Task instructions ▸
Only those lines running from the line that contains "What's the underlying" through the end of the material are to be written out, each exactly as shown.

<<<<

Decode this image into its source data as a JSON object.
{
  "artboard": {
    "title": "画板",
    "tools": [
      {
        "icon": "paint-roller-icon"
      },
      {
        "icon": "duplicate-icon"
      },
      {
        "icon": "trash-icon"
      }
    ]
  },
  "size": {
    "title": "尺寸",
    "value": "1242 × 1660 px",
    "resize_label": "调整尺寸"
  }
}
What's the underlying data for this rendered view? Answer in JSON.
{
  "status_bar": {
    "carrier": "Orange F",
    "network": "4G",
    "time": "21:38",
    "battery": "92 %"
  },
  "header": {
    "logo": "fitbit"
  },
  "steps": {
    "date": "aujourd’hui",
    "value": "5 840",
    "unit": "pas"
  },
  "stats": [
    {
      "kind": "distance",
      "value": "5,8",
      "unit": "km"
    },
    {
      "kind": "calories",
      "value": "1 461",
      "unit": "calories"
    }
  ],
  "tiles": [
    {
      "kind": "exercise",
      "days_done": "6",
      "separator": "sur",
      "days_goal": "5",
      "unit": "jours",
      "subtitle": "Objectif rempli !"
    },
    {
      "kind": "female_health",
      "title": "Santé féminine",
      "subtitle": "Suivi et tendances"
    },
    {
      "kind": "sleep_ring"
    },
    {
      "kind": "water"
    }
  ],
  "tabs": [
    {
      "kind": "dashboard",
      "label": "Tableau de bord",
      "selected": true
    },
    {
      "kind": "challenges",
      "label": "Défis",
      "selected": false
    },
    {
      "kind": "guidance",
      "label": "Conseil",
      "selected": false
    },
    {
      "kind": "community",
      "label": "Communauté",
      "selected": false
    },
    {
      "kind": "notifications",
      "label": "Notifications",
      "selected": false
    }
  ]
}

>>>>

Response area ▸
What's the underlying data for this rendered view? Answer in JSON.
{
  "status_bar": {
    "carrier": "Orange F",
    "network": "4G",
    "time": "21:38",
    "battery": "92 %"
  },
  "header": {
    "logo": "fitbit"
  },
  "steps": {
    "date": "aujourd’hui",
    "value": "5 840",
    "unit": "pas"
  },
  "stats": [
    {
      "kind": "distance",
      "value": "5,8",
      "unit": "km"
    },
    {
      "kind": "calories",
      "value": "1 461",
      "unit": "calories"
    }
  ],
  "tiles": [
    {
      "kind": "exercise",
      "days_done": "6",
      "separator": "sur",
      "days_goal": "5",
      "unit": "jours",
      "subtitle": "Objectif rempli !"
    },
    {
      "kind": "female_health",
      "title": "Santé féminine",
      "subtitle": "Suivi et tendances"
    },
    {
      "kind": "sleep_ring"
    },
    {
      "kind": "water"
    }
  ],
  "tabs": [
    {
      "kind": "dashboard",
      "label": "Tableau de bord",
      "selected": true
    },
    {
      "kind": "challenges",
      "label": "Défis",
      "selected": false
    },
    {
      "kind": "guidance",
      "label": "Conseil",
      "selected": false
    },
    {
      "kind": "community",
      "label": "Communauté",
      "selected": false
    },
    {
      "kind": "notifications",
      "label": "Notifications",
      "selected": false
    }
  ]
}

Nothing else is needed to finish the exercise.